Entries from a dataset of interfaces
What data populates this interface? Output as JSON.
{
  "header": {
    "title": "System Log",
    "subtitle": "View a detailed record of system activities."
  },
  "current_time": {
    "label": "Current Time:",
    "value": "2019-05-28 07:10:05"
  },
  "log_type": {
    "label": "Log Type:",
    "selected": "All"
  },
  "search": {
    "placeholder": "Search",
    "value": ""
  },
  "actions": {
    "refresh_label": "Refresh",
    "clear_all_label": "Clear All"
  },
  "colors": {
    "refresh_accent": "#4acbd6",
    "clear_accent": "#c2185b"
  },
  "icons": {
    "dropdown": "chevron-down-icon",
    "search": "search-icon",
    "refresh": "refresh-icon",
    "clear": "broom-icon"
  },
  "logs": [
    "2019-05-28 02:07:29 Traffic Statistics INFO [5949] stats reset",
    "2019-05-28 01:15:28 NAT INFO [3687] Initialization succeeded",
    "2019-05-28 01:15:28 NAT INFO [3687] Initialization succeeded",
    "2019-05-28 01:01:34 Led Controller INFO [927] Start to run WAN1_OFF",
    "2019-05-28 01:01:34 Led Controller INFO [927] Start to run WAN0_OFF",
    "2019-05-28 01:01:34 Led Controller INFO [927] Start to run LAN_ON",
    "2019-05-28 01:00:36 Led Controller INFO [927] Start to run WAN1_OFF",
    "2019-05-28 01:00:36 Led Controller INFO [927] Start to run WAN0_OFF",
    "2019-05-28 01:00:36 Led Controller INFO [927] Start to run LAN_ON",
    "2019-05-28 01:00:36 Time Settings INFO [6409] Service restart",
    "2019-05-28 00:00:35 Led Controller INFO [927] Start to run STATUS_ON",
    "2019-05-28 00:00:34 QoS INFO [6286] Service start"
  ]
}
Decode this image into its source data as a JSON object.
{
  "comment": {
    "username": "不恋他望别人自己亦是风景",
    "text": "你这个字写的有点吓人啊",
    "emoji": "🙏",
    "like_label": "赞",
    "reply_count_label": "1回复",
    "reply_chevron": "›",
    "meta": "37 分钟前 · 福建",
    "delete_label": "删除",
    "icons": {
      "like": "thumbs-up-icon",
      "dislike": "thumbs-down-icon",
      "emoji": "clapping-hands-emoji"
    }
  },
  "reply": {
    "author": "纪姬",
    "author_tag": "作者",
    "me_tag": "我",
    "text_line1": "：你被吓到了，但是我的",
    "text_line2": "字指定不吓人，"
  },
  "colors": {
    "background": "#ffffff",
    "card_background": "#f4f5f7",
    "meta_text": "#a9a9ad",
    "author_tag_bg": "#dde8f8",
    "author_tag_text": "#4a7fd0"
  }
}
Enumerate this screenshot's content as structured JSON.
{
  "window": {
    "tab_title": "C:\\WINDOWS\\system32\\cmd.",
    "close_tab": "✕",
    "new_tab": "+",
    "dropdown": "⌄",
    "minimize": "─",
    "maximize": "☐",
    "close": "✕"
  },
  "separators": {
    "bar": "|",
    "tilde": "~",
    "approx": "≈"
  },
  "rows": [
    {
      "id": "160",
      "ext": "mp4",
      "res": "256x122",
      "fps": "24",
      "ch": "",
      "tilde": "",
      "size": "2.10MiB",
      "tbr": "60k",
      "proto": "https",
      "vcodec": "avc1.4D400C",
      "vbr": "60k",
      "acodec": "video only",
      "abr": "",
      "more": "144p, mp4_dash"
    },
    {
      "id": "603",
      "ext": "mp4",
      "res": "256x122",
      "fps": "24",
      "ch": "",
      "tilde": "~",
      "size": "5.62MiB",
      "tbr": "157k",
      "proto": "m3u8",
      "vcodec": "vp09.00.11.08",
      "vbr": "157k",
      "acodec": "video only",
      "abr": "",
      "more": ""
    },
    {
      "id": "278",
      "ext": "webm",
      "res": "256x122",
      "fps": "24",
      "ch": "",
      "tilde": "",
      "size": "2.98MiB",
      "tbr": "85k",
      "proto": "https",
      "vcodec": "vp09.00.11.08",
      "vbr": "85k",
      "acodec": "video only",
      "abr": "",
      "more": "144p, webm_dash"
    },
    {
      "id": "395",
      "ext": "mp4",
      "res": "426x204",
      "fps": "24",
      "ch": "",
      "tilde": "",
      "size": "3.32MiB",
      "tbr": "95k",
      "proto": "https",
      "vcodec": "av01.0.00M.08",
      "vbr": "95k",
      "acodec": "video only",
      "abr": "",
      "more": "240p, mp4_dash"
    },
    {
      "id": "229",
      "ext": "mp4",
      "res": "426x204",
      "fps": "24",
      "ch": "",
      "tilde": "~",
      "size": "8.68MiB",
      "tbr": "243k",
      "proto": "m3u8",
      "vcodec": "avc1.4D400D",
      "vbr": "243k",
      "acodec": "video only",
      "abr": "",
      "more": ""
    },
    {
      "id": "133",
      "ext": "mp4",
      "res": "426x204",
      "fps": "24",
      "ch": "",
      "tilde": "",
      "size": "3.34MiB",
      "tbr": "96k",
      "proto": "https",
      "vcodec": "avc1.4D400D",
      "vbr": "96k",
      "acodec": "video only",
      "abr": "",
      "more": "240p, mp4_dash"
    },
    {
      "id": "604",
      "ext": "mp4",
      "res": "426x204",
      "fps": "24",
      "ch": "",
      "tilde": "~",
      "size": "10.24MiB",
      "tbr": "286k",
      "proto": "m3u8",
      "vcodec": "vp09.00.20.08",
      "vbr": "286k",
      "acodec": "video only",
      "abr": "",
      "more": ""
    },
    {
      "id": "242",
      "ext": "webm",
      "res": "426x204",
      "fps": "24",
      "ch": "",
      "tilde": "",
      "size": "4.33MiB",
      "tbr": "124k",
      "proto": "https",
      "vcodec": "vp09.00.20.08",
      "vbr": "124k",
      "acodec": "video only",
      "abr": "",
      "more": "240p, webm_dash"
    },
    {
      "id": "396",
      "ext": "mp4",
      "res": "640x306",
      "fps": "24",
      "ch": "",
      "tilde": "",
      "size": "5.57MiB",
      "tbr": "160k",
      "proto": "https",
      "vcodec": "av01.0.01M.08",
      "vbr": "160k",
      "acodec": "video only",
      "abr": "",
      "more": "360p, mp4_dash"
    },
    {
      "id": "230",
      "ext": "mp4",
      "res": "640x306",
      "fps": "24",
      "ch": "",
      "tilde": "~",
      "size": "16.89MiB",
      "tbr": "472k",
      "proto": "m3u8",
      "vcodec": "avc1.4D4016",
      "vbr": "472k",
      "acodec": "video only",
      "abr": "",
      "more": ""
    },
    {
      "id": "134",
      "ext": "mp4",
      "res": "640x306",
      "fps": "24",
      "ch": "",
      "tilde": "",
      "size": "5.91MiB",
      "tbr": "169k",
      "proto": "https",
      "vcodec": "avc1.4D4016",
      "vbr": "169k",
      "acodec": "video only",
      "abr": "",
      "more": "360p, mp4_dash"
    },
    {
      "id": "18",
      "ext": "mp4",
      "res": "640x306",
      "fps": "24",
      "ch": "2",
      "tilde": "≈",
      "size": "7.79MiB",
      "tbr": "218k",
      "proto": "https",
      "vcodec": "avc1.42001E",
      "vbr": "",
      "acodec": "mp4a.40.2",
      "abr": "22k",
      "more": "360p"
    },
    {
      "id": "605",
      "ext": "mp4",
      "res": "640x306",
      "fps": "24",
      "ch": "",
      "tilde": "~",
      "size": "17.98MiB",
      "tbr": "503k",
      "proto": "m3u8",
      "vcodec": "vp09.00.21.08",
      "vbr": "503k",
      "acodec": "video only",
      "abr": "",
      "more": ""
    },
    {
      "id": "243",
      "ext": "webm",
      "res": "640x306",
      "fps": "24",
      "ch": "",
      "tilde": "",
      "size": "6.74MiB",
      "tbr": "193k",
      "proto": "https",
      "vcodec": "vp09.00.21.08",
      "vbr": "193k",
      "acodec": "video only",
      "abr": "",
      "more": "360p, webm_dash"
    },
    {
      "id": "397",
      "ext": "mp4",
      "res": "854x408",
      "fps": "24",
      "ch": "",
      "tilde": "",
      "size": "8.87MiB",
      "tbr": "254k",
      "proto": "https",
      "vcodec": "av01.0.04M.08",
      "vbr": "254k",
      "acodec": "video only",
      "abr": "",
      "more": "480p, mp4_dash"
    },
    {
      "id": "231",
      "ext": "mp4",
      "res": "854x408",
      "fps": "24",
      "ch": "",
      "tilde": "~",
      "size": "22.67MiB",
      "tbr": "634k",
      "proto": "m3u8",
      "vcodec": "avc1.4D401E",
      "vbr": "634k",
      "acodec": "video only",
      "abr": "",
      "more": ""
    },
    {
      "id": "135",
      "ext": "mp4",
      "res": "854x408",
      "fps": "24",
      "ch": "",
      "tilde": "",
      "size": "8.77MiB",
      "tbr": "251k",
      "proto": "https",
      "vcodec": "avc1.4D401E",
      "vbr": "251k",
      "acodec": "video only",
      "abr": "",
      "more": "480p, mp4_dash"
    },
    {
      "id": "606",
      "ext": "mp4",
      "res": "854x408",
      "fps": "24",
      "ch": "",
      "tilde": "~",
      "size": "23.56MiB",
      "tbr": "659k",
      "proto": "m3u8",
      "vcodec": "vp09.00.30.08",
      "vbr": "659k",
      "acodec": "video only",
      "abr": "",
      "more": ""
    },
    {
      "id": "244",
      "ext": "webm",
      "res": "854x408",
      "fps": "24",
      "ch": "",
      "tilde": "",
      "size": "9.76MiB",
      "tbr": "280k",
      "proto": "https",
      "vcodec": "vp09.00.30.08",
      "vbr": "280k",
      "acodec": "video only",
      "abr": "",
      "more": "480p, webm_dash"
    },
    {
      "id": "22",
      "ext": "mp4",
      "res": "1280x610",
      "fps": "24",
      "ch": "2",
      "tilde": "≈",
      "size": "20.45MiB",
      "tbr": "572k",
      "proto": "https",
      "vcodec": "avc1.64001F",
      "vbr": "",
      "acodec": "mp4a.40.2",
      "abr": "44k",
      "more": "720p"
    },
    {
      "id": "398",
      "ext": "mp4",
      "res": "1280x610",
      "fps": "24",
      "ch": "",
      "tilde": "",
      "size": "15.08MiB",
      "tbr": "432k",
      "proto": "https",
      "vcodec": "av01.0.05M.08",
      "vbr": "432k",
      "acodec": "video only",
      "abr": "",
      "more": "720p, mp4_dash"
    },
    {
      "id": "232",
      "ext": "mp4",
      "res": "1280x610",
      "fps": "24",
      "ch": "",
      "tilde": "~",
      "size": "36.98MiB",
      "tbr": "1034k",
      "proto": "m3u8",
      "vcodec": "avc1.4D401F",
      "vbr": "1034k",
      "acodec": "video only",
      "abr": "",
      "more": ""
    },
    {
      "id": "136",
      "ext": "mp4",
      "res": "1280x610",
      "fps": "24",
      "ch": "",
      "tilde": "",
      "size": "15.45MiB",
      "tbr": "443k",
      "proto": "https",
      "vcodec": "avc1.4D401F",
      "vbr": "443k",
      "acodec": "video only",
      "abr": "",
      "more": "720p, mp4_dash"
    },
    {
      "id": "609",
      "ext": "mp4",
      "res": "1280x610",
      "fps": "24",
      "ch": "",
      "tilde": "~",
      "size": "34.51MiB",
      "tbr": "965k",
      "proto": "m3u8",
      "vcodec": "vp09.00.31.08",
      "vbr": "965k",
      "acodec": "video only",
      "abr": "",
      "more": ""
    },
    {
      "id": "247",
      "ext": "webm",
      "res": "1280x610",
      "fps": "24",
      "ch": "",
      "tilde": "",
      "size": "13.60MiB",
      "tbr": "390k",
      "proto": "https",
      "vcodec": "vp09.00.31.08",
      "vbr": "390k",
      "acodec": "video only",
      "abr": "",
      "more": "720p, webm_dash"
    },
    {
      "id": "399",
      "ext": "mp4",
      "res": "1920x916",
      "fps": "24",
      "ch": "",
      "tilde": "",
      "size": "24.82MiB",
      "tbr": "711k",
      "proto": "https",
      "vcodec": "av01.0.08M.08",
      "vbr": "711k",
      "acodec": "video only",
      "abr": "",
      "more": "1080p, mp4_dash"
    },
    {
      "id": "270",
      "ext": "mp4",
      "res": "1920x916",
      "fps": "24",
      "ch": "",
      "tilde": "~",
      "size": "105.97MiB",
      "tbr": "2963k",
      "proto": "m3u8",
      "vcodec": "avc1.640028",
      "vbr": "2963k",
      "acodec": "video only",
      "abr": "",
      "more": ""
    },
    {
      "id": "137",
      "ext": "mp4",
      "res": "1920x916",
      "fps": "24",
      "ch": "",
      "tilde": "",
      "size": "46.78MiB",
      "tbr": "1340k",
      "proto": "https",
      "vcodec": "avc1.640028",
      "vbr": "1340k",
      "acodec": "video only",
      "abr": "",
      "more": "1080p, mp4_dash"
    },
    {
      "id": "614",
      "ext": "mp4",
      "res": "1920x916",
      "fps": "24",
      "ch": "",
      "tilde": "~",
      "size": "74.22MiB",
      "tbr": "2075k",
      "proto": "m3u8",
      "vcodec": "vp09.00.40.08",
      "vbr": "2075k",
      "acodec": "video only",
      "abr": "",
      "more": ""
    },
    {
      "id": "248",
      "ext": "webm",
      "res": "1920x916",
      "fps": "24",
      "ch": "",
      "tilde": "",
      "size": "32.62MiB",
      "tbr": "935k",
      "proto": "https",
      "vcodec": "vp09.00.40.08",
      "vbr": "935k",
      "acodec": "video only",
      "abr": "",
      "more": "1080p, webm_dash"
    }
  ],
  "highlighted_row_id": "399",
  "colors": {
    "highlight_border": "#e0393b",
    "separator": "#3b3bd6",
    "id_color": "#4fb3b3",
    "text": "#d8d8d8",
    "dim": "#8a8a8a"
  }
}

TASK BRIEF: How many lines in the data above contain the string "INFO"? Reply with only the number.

WRITTEN SOLUTION: 12